GIGABYTE GB-BXi7H-5500 Broadwell BRIX Reviewby Ganesh T S on January 29, 2015 7:00 AM EST
Networking and Storage Performance
We have recently started devoting a separate section to analyze the storage and networking credentials of the units under review. On the storage side, one option would be repetition of our strenuous SSD review tests on the drive(s) in the PC. Fortunately, to avoid that overkill, PCMark 8 has a storage bench where certain common workloads such as loading games and document processing are replayed on the target drive. Results are presented in two forms, one being a benchmark number and the other, a bandwidth figure. We ran the PCMark 8 storage bench on selected PCs and the results are presented below.
Surprisingly, the combination of the Core i7-4500U and Samsung's SSD 840 EVO delivers best-in-class results. The same SSD (albeit, with an earlier firmware version) benchmarked lower even in the BRIX Pro. Of course, the SSD 840 EVO is having trouble with the old data read speeds issue - The above results are not recommending the 840 EVO in any way, but just presenting what a fresh SSD 840 EVO can achieve in conjunction with the GB-BXi7H-5500.
On the networking side, we restricted ourselves to the evaluation of the WLAN component. Our standard test router is the Netgear R7000 Nighthawk configured with both 2.4 GHz and 5 GHz networks. The router is placed approximately 20 ft. away, separated by a drywall (as in a typical US building). A wired client (Zotac ID89-Plus) is connected to the R7000 and serves as one endpoint for iPerf evaluation. The PC under test is made to connect to either the 5 GHz (preferred) or 2.4 GHz SSID and iPerf tests are conducted for both TCP and UDP transfers. It is ensured that the PC under test is the only wireless client for the Netgear R7000. We evaluate total throughput for up to 32 simultaneous TCP connections using iPerf and present the highest number in the graph below.
In the UDP case, we try to transfer data at the highest rate possible for which we get less than 1% packet loss.
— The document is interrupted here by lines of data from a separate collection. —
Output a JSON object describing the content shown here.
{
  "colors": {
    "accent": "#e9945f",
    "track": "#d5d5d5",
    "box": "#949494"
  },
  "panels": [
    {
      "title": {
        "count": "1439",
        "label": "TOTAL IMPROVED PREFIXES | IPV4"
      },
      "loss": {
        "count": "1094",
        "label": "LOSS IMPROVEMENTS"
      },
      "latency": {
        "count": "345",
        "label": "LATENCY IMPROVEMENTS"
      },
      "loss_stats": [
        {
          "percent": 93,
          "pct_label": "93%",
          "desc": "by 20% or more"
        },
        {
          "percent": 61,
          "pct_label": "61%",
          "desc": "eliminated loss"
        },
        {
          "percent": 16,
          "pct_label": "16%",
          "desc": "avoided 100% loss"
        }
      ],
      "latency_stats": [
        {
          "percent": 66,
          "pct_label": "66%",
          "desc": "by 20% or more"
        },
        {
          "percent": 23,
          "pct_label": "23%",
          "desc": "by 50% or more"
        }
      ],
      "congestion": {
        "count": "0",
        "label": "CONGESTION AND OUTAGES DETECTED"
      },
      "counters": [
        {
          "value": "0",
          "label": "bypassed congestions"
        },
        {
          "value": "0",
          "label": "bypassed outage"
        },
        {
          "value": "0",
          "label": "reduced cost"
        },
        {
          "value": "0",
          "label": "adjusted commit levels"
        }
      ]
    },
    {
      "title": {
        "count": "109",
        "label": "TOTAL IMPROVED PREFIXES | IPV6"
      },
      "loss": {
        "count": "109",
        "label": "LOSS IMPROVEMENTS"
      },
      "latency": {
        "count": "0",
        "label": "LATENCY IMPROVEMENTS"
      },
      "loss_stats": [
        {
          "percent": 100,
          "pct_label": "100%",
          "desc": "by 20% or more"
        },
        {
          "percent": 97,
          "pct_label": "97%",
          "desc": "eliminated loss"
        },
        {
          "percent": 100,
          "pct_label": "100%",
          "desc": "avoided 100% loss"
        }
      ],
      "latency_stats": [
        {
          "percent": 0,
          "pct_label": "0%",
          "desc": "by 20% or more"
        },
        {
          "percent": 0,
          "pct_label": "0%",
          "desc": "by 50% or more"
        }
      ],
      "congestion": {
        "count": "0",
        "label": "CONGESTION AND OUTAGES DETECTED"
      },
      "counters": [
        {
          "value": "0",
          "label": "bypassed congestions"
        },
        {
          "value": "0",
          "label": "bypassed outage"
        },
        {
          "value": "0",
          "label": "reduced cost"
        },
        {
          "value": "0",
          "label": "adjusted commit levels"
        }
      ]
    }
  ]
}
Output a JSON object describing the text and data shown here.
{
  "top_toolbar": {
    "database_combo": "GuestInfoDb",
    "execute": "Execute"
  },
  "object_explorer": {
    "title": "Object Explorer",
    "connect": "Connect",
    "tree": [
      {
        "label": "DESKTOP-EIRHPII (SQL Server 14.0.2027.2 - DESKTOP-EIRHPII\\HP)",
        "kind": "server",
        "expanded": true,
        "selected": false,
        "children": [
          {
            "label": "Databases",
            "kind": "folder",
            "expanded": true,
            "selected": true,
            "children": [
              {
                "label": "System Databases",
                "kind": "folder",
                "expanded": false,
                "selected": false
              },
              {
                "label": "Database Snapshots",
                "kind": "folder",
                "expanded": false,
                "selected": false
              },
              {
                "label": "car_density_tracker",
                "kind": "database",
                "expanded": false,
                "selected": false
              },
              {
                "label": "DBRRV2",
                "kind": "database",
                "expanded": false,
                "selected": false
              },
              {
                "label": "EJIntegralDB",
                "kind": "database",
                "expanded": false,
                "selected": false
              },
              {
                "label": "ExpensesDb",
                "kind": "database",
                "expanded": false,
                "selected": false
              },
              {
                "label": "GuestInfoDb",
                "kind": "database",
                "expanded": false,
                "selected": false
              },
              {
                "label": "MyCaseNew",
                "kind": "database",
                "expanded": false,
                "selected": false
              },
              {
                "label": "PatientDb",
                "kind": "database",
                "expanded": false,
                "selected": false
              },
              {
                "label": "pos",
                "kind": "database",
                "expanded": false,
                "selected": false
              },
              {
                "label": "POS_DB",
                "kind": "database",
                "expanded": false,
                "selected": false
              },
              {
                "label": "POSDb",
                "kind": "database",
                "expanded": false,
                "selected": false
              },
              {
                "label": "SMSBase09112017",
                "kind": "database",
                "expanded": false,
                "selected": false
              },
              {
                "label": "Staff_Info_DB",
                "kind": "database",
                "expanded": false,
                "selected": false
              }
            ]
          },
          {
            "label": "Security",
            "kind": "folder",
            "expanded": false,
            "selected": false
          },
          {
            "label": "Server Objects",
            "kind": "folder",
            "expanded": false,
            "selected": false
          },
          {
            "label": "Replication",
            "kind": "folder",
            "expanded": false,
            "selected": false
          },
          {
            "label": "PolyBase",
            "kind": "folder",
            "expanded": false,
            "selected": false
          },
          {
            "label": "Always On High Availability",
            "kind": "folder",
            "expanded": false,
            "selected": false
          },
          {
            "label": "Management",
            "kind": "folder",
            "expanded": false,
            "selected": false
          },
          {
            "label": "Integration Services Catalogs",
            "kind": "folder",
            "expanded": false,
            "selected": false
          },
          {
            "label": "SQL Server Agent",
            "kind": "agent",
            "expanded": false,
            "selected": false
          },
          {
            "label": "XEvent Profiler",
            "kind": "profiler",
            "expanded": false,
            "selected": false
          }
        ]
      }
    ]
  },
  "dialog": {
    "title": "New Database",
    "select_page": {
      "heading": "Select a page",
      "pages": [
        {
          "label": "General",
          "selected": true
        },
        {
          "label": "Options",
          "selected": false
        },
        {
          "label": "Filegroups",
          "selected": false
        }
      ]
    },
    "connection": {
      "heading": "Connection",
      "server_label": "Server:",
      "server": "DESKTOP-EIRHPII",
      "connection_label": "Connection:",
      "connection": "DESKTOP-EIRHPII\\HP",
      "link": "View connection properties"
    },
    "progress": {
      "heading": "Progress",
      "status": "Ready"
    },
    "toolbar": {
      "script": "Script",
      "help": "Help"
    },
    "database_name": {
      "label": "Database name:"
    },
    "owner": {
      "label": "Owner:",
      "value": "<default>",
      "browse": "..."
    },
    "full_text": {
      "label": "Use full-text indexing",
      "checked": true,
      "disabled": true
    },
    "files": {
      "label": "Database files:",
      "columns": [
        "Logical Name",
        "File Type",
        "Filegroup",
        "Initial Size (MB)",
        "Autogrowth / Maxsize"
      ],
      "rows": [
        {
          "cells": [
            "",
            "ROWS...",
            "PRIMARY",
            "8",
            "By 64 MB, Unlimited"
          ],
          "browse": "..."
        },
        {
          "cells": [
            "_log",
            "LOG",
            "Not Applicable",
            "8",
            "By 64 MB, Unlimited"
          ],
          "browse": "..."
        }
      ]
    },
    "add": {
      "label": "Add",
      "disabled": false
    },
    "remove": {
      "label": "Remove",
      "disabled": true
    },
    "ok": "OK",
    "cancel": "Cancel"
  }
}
The WLAN performance is good, considering that the Intel AC3160 is a 1x1 802.11ac solution with a maximum theoretical bandwidth of 433 Mbps. We are quite happy to see GIGABYTE discarding the Realtek 802.11ac solution. That said, the use of an Intel AC7260 or AC7265 2x2 solution or a Broadcom BCM4352-based WLAN card would have been even better. On the wired networking side, it is disappointing to see GIGABYTE avoid an Intel GbE LAN chipset such as the i217-V. Instead, we have a Realtek chipset (which doesn't offload the CPU as much as the Intel i21x when it comes to processing network traffic).